Then there are startups focused on community-driven tech related to connectivity between different ecosystems. Unified Post is a great example of this: it provides solutions for document handling and exchange between multiple parties. It calls itself a “one-stop shop for all your financial data,” and that’s pretty much the essence of the concept – all the data is integrated, centralized and available to the community.

How has the tech ecosystem in general evolved since you started in the financial services business?

Put it this way, when I began my career at Ernst & Young, they had only just installed a fax machine! We didn’t use it initially as it felt too impersonal, and there was always the risk that the recipient would receive an ink-smudged message. So, we relied on the postal service and wrote letters! Now, of course, everything is online and we are not bound to nine-to-five bank opening times to carry out transactions. Soon, going to the bank to close a loan will be a thing of the past; we’ll be able to take out a mortgage or a car loan through our iPhones. It’s just a question of time until the Blockchain revolution!

How is Belgium’s tech scene set apart from that of other “startup nations”?

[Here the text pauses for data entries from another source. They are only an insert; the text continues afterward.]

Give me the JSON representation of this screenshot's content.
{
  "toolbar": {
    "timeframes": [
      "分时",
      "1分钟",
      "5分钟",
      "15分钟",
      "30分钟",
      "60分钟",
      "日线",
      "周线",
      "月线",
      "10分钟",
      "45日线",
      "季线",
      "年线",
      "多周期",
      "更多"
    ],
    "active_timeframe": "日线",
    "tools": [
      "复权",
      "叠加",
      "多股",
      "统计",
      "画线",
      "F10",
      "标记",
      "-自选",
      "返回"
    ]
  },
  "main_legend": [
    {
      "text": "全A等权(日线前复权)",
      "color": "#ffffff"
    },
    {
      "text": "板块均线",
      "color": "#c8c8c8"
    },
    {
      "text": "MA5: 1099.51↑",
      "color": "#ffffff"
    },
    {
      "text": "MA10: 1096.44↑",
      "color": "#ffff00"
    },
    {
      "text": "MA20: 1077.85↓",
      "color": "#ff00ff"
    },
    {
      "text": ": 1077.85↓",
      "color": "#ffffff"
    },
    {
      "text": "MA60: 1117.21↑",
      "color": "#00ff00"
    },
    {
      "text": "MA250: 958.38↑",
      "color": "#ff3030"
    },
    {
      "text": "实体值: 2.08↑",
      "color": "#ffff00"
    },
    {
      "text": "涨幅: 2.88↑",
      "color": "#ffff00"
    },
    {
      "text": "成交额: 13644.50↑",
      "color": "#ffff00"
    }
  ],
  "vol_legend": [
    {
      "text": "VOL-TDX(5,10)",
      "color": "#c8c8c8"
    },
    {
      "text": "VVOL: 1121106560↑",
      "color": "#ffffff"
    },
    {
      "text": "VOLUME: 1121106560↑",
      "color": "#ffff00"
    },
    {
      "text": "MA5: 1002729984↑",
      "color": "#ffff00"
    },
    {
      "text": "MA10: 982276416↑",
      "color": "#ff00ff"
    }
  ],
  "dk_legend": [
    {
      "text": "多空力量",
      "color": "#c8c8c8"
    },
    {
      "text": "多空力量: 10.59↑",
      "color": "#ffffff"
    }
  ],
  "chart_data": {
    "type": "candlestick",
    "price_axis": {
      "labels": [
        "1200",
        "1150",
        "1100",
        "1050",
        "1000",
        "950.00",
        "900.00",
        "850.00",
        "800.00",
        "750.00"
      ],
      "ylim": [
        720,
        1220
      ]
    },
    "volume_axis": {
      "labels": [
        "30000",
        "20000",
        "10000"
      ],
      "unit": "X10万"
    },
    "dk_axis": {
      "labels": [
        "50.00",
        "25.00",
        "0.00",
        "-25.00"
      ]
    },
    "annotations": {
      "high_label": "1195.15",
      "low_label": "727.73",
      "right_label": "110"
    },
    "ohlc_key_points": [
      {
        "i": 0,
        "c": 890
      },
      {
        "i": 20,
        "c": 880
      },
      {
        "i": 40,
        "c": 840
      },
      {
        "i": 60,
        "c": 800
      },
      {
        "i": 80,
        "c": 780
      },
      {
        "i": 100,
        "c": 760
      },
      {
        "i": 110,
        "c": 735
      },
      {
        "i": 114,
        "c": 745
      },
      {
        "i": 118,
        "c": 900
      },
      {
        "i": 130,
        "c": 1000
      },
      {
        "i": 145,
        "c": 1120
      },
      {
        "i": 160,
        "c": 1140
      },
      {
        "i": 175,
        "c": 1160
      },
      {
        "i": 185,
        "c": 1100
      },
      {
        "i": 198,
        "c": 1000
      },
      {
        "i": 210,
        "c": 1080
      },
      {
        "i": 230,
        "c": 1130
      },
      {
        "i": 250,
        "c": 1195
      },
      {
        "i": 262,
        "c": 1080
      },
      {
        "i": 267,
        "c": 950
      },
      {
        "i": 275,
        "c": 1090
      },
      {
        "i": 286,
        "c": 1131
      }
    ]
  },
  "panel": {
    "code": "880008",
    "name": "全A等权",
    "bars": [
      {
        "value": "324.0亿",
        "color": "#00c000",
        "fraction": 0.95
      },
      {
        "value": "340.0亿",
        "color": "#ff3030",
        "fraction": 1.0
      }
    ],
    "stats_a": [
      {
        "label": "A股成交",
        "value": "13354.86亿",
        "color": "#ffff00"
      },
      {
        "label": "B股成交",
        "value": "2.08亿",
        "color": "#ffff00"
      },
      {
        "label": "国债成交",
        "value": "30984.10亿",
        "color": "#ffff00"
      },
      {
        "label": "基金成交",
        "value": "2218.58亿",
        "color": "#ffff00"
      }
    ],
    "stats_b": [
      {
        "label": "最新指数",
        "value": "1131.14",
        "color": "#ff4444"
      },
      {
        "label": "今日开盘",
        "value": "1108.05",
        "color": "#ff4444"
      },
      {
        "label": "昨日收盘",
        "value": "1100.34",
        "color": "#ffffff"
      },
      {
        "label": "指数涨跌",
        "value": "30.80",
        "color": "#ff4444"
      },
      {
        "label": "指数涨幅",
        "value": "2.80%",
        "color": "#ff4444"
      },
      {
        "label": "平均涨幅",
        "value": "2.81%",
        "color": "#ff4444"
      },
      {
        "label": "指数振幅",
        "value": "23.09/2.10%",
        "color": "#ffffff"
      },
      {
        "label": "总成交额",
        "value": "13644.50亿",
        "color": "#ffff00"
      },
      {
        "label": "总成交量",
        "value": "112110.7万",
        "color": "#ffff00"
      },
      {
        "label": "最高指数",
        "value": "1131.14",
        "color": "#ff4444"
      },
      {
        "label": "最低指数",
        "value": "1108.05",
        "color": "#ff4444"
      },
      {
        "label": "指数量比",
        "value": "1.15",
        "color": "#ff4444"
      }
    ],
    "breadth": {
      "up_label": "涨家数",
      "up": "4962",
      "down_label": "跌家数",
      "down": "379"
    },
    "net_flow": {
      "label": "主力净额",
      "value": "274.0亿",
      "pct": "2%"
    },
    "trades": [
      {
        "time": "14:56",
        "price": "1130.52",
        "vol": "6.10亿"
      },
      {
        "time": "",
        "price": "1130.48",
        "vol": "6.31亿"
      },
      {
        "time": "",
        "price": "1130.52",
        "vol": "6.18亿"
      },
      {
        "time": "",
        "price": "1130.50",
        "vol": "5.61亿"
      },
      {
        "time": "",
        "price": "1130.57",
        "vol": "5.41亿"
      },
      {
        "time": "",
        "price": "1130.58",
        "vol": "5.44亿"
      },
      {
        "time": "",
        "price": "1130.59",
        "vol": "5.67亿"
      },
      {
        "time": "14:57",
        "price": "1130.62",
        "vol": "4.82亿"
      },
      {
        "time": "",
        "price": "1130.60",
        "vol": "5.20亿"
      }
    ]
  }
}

The word that immediately springs to mind when I think about Belgium’s tech scene is “tangible.” Belgian people are creative, hardworking and do what they say they will do. They make things happen, and often with limited funding. In contrast, the Dutch government, for instance, invests heavily in startups in the Netherlands, but this funding manifests itself more in marketing than materialization. I would say the Netherlands excels at ideas and strategy, where Belgium is about concrete innovation and delivery, albeit more under the radar. With less emphasis on marketing, you really need to seek out the opportunities, which is how I came across the startups I am involved in.

Belgium is also making its mark in MedTech with innovators like Materialise which specializes in, amongst other areas, biomedical 3D printing. I am on the board of TRAINM, which is set to launch in January 2017, and makes use of technology in medicine in an exciting way. It will be the first and only outpatient neurorehabilitation center to offer patients personalized high intensity therapies combined with neurotechnology and robotics.

I would say that being a small country with a history of big companies has helped to fuel growth in the startup arena. An important factor to remember is that the active investor community in Belgium is driven by private and informal investors, and not by VCs. As a result, angel investors are always coming back to invest in Belgian companies in the knowledge that VCs will likely only join the party at a later stage.

This article was first published in SILICON